on Friday, August 23, 2019
Compact tractors are workhorses. You may not realize how valuable your tractor is to each and every task on your farm until it breaks down and you have to make do without it while it’s in for repairs.
Every John Deere tractor comes with a maintenance schedule in the owner’s manual. That’s critical information to ensure your machine gets the service it needs at the right times. But in between those hour intervals, there’s a lot more you can do to keep your tractor up and running.
5 Daily Tractor Maintenance Tasks
Because of the workload they carry, compact utility tractors rack up a lot of wear and tear. And that makes routine maintenance all the more important. Checking the health of your tractor every day helps to catch and fix small problems before they become big repairs.
Add these five maintenance checks to your chore list every morning.
1. Give your tractor a once-over.
You’ll be surprised by how much you can catch with an up-close visual inspection of your compact utility tractor and its components. Walk around your machine and look for:
- Signs of wear or damage
- Cuts, breaks, or tears in the tread or sidewalls of the tires
- Build-up of dirt and debris
- Loose or damaged hoses, belts, cables, clamps, and drain plugs
Most of these issues have a simple solution. You might just need to tighten something up, replace a small part, or do a better job of cleaning.
2. Check all fluids and fuels.
Leaks are warning signs that you’re running low on oil, diesel, lubricants, or other fluids. After you correct the cause of the leak, top off your levels so your tractor’s full and fueled up.
Even if your compact utility tractor hasn’t sprung a leak, it gradually loses fluids over time. A daily check keeps you on top of your fluids so you don’t run dry in the middle of an important project. Check your engine oil, fuel, coolant, hydraulic fluid, transmission fluid, and any other fluid your compact tractor carries and fill up any tank or reservoir that needs it. Don’t forget the grease. Lubricate every joint and fitting on your machine to ensure smooth operation.
If you find yourself adding engine oil often but haven’t spotted a leak, you may have an internal leak.

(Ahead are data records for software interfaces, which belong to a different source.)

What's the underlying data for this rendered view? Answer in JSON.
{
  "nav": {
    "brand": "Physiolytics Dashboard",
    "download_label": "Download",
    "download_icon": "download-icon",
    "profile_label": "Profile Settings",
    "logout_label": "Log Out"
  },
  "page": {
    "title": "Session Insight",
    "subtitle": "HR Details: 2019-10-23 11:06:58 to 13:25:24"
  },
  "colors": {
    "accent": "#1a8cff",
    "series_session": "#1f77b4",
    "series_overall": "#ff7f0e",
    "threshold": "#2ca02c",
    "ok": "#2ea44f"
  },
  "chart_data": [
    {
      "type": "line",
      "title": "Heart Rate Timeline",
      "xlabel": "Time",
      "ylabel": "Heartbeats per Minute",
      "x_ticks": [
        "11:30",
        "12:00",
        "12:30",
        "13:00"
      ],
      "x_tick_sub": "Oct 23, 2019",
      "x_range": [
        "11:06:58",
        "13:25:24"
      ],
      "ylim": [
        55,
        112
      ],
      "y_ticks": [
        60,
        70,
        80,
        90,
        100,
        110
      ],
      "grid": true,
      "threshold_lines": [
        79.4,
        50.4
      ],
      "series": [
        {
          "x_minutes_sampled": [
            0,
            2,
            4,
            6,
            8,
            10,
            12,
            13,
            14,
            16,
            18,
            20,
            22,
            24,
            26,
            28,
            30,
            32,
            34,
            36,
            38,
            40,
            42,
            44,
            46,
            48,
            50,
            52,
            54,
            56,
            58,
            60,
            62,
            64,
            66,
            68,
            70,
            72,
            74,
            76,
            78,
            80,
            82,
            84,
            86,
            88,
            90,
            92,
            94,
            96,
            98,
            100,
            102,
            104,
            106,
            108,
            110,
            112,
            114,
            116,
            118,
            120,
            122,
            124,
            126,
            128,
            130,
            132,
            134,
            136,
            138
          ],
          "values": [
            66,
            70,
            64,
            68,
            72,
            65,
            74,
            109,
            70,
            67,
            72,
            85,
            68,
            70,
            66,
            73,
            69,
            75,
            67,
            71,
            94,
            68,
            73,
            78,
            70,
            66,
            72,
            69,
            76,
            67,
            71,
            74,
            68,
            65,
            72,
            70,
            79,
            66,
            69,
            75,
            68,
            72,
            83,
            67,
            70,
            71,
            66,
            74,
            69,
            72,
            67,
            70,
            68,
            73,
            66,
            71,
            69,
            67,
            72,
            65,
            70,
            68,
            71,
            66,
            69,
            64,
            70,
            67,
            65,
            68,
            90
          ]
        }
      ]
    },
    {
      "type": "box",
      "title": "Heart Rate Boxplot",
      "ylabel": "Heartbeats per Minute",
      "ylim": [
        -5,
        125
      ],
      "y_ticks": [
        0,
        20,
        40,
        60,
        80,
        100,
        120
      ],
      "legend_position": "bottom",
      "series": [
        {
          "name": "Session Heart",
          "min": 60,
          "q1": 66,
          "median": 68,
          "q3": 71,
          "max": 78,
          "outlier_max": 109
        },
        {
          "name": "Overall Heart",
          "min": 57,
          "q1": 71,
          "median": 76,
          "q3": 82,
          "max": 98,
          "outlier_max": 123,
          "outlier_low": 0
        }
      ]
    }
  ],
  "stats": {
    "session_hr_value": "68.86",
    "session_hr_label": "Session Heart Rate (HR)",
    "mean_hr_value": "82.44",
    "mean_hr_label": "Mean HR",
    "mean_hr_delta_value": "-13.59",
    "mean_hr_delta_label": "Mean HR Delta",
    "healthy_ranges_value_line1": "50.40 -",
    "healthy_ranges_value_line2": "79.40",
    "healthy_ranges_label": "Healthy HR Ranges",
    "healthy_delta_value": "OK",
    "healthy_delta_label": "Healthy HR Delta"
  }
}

Pay close attention to how your tractor feels when you run it. If it doesn’t have its normal power or sends out some bluish exhaust, the oil may be leaking onto other parts of the engine.
3. Test the battery.
A bad battery or connection is another common cause of reduced power. Inspect your battery to see if it’s securely held down and hasn’t jostled loose riding over rough terrain. Secure any loose connections and clean them, if necessary.
You can also check the fluid level of each battery cell. Use a voltage meter to get the charge. If after securing all the connections, you get a reading below nine volts, it’s time to replace the battery.
4. Check the tire pressure.
Optimal tire pressure depends on the task. Having tires that are over- or underinflated for chore can greatly reduce your power through slippage or increased resistance.
Make sure your tires are inflated to the recommended levels for the type of work on the day’s to-do list. Follow any manufacturer recommendations you have at your disposal. Unfortunately, if you ask 100 farmers, you’ll likely get 100 different answers. So keep your own daily log, making note of the pressure of each tire, the conditions, what you did, and what you felt. Accurate records can help influence future inflation questions.
5. Test the safety systems.
It’s easy to overlook your tractor’s safety features. Unlike other tractor parts, safety features aren’t essential in keeping your machine running. But agriculture is one of the most hazardous industries around and the features in place are designed for your protection as well as the safety of those around you.
Before you jump on the tractor and get on with your day, preserve everyone’s safety by making sure:
- The seatbelt is functioning properly.
- Lights, turn signals, and flashers are visible and working.
- You have clear visibility on all sides from the operator’s seat.
- All safety shields are in place and in good condition.
- Steps and hand-holds are clear of debris or obstructions.
On the farm, the chores are always calling. You may already have a long list of things you have to do each day, but daily tractor maintenance should be at the top. Set aside some time every morning to check the health of your compact utility tractor so that it’s ready to help you tackle everything else on your task list.
- compact utility tractors
- hobby farms